The Government’s recent proposal to delete Seanad Éireann from the Constitution has seen numerous voices arguing for abolition or reform of the state’s upper house. Never hugely popular in any of its forms, a review of the chamber’s history reveals its peculiar place in the lexicon of Irish political life.
While the 1922 senate was put together by W.T. Cosgrave and the Dáil as a safeguard against unionist fears of discrimination, provision was made for popular election of one quarter of senators every three years under a PR single constituency system for the entire country. However this was scrapped when the 1925 election proved a debacle. Instead, senators and TDs nominated candidates who were then voted on by TDs.
Though it had no power of absolute veto, the Senate could delay ‘Money Bills’ by 21 days, refer other bills back to the Dáil and delay non-Money Bills from becoming law for nine months (extended to twenty months post-1925). With the backing of three fifths of the House, it could also exercise power of referendum though this was never invoked and was abolished with the end of popular election in 1925.
The increasing conflict between the chamber and de Valera’s Fianna Fáil government of the 1930s then led to its demise as it blocked constitutional reforms. When considering the future of second house, this was hardly a ringing endorsement of its place in Irish political life!
The formation of current Seanad two year later saw 43 of its senators elected from vocational panels which owed much to the vogue for vocationalist teaching at the time. Depending on the theorist, the place of party politics was not always clear. It must be said such a scheme appears to make little sense to twenty first century observers; hence the condemnation of the lack of democracy in university representation. Ironically, the NUI and TCD seats are actually the most democratic part of the current electoral system since they are the only ones neither elected nor selected by politicians.
In terms of powers, the current Seanad created in the 1930s retained the same power of delay for ’Money Bills’ while it was reduced to 180 days for others. However, from the point of view of constitutional lawyer and former senator J. M. Kelly, it was ‘nearly as subservient… as second house can be.’
In spite of the muddled ideological basis of its composition, house exchanges reveal that some senators have actually behaved on vocational lines since 1938. However, Basil Chubb judged that this was in spite of rather than because of the House’s structure and a Labour Party member serving on the Labour Panel discussing labour issues would be one example where attempts to approve or disprove this could reach a veritable cul-de-sac.
That said, the House did provide an alternative forum for debate. Though the ‘Tailor and Ansty’ debate on literary censorship is perhaps most famous, the Seanad also allowed for examination of the Government’s wartime censorship in the 1940s without running the risk of jeopardising the policy itself.

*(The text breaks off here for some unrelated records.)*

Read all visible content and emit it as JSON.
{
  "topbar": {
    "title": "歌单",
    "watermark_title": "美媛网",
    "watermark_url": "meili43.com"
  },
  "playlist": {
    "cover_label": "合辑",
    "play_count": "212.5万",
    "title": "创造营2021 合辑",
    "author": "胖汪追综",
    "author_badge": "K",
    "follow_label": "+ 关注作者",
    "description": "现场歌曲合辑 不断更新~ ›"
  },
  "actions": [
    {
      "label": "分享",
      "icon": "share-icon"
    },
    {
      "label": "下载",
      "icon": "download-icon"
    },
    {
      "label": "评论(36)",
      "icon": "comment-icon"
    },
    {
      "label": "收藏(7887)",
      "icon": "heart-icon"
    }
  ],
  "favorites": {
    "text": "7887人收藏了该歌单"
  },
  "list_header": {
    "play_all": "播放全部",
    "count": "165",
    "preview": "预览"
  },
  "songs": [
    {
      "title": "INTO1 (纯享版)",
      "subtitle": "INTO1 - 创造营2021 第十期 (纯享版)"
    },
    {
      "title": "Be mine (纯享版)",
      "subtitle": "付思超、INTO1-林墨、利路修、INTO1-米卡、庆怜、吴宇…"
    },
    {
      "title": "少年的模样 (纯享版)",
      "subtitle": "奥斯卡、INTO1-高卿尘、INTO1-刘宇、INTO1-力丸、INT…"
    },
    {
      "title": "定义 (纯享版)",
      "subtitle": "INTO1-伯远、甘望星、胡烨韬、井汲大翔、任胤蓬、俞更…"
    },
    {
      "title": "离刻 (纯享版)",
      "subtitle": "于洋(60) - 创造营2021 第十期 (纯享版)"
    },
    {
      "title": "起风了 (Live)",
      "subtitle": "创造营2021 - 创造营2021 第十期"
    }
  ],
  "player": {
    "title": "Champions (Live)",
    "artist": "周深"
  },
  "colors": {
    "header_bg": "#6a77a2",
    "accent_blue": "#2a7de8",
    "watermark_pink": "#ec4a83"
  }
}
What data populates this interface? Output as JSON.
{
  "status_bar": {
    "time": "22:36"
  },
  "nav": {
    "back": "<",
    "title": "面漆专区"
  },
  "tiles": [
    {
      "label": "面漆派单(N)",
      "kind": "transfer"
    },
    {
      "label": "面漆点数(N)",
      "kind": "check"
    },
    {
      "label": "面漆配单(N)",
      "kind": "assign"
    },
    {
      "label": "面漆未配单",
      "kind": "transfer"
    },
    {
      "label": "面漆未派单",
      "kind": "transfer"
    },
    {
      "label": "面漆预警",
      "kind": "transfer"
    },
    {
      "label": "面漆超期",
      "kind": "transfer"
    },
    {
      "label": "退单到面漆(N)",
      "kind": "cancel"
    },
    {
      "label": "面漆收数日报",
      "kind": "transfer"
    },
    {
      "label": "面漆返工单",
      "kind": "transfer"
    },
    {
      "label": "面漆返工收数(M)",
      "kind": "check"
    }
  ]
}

However, in the contemporary case, it seems the issue is no easier to solve than it was in 1922 or 1936. Any perusal of the literature on bicameralism internationally will reveal the staggering number of books, journals and columns devoted to providing answers to a conundrum that is easier to theorise on than solve in a practical sense. Even abolishing the upper house has not proved enough to preserve New Zealanders from such debates in recent years as some have suggested a return to a two-chamber system!
Any reformed senate would have to gain the public legitimacy that Seanad Éireann has sorely lacked for some time. One recent suggestion drew on the vocational ideal but adapt it to a more recent effort at employer-employee co-operation in the form of social partnership.
Nonetheless, questions still remain regardless of approach. Some writers in the 1930s wanted a house free of politicians; would this be attractive now in 2013? How much power would we wish to give to social partners? Ultimately, the argument depends on preference for a strong senate, a mere revisory body or whether one feels there is simply no need for one at all. Perhaps all parties might reflect ruefully on the advice of Abbe Sieyès when he reflected that a weak senate is unnecessary and a strong one a nuisance.
– Martin O’Donoghue
Basil Chubb, ‘Vocational representation and the Irish Senate’, Political Studies Vol. 2, No. 2, 1954,
John M. Kelly, The Irish Constitution, (Dublin: Butterworth Ireland, 1994).